━━━ The input ━━━

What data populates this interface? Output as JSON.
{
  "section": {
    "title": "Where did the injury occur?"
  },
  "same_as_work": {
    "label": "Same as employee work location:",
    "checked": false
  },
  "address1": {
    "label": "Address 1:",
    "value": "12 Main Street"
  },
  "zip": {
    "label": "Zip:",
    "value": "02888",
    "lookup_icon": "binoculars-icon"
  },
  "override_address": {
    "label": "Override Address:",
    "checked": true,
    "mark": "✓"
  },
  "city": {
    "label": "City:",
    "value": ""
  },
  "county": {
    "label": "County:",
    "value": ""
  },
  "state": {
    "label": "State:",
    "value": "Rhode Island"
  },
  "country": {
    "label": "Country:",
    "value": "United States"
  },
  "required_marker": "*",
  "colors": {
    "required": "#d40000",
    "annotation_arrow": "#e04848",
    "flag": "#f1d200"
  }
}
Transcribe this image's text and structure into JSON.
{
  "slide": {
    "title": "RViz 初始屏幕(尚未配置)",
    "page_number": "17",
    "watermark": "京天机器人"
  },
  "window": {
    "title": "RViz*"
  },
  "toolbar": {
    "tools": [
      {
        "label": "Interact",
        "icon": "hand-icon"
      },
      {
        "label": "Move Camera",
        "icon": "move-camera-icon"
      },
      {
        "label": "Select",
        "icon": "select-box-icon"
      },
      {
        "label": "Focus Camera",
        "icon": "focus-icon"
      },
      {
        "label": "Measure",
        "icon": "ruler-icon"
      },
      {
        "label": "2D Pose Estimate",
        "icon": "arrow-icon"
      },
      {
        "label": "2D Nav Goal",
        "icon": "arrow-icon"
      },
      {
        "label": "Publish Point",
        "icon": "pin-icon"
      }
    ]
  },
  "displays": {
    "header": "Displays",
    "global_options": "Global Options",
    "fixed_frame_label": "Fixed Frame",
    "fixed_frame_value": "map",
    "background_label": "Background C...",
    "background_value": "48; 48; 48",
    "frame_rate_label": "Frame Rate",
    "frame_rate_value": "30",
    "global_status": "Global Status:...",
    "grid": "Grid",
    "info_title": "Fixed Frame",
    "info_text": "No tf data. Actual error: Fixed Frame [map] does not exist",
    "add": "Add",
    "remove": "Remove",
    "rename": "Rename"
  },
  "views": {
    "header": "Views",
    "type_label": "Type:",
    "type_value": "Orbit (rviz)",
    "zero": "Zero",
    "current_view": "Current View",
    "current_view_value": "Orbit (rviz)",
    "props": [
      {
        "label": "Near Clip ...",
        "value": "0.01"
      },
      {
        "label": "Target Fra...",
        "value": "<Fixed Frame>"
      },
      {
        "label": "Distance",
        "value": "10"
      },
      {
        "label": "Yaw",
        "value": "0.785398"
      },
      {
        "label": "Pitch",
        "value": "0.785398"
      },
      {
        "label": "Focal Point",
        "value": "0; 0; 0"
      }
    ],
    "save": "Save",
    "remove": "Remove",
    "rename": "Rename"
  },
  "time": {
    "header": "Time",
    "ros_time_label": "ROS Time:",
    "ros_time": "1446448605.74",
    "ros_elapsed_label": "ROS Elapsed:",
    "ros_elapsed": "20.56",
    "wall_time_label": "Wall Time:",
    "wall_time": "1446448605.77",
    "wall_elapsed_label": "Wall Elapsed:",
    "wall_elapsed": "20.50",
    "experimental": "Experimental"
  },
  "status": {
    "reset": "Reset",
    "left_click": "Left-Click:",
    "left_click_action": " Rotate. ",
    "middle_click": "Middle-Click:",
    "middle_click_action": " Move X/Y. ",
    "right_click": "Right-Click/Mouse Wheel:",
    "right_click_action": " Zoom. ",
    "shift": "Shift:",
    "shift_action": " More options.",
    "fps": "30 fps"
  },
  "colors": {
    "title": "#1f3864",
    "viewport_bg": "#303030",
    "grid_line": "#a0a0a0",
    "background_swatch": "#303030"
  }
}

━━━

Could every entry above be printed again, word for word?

What data populates this interface? Output as JSON.
{
  "section": {
    "title": "Where did the injury occur?"
  },
  "same_as_work": {
    "label": "Same as employee work location:",
    "checked": false
  },
  "address1": {
    "label": "Address 1:",
    "value": "12 Main Street"
  },
  "zip": {
    "label": "Zip:",
    "value": "02888",
    "lookup_icon": "binoculars-icon"
  },
  "override_address": {
    "label": "Override Address:",
    "checked": true,
    "mark": "✓"
  },
  "city": {
    "label": "City:",
    "value": ""
  },
  "county": {
    "label": "County:",
    "value": ""
  },
  "state": {
    "label": "State:",
    "value": "Rhode Island"
  },
  "country": {
    "label": "Country:",
    "value": "United States"
  },
  "required_marker": "*",
  "colors": {
    "required": "#d40000",
    "annotation_arrow": "#e04848",
    "flag": "#f1d200"
  }
}
Transcribe this image's text and structure into JSON.
{
  "slide": {
    "title": "RViz 初始屏幕(尚未配置)",
    "page_number": "17",
    "watermark": "京天机器人"
  },
  "window": {
    "title": "RViz*"
  },
  "toolbar": {
    "tools": [
      {
        "label": "Interact",
        "icon": "hand-icon"
      },
      {
        "label": "Move Camera",
        "icon": "move-camera-icon"
      },
      {
        "label": "Select",
        "icon": "select-box-icon"
      },
      {
        "label": "Focus Camera",
        "icon": "focus-icon"
      },
      {
        "label": "Measure",
        "icon": "ruler-icon"
      },
      {
        "label": "2D Pose Estimate",
        "icon": "arrow-icon"
      },
      {
        "label": "2D Nav Goal",
        "icon": "arrow-icon"
      },
      {
        "label": "Publish Point",
        "icon": "pin-icon"
      }
    ]
  },
  "displays": {
    "header": "Displays",
    "global_options": "Global Options",
    "fixed_frame_label": "Fixed Frame",
    "fixed_frame_value": "map",
    "background_label": "Background C...",
    "background_value": "48; 48; 48",
    "frame_rate_label": "Frame Rate",
    "frame_rate_value": "30",
    "global_status": "Global Status:...",
    "grid": "Grid",
    "info_title": "Fixed Frame",
    "info_text": "No tf data. Actual error: Fixed Frame [map] does not exist",
    "add": "Add",
    "remove": "Remove",
    "rename": "Rename"
  },
  "views": {
    "header": "Views",
    "type_label": "Type:",
    "type_value": "Orbit (rviz)",
    "zero": "Zero",
    "current_view": "Current View",
    "current_view_value": "Orbit (rviz)",
    "props": [
      {
        "label": "Near Clip ...",
        "value": "0.01"
      },
      {
        "label": "Target Fra...",
        "value": "<Fixed Frame>"
      },
      {
        "label": "Distance",
        "value": "10"
      },
      {
        "label": "Yaw",
        "value": "0.785398"
      },
      {
        "label": "Pitch",
        "value": "0.785398"
      },
      {
        "label": "Focal Point",
        "value": "0; 0; 0"
      }
    ],
    "save": "Save",
    "remove": "Remove",
    "rename": "Rename"
  },
  "time": {
    "header": "Time",
    "ros_time_label": "ROS Time:",
    "ros_time": "1446448605.74",
    "ros_elapsed_label": "ROS Elapsed:",
    "ros_elapsed": "20.56",
    "wall_time_label": "Wall Time:",
    "wall_time": "1446448605.77",
    "wall_elapsed_label": "Wall Elapsed:",
    "wall_elapsed": "20.50",
    "experimental": "Experimental"
  },
  "status": {
    "reset": "Reset",
    "left_click": "Left-Click:",
    "left_click_action": " Rotate. ",
    "middle_click": "Middle-Click:",
    "middle_click_action": " Move X/Y. ",
    "right_click": "Right-Click/Mouse Wheel:",
    "right_click_action": " Zoom. ",
    "shift": "Shift:",
    "shift_action": " More options.",
    "fps": "30 fps"
  },
  "colors": {
    "title": "#1f3864",
    "viewport_bg": "#303030",
    "grid_line": "#a0a0a0",
    "background_swatch": "#303030"
  }
}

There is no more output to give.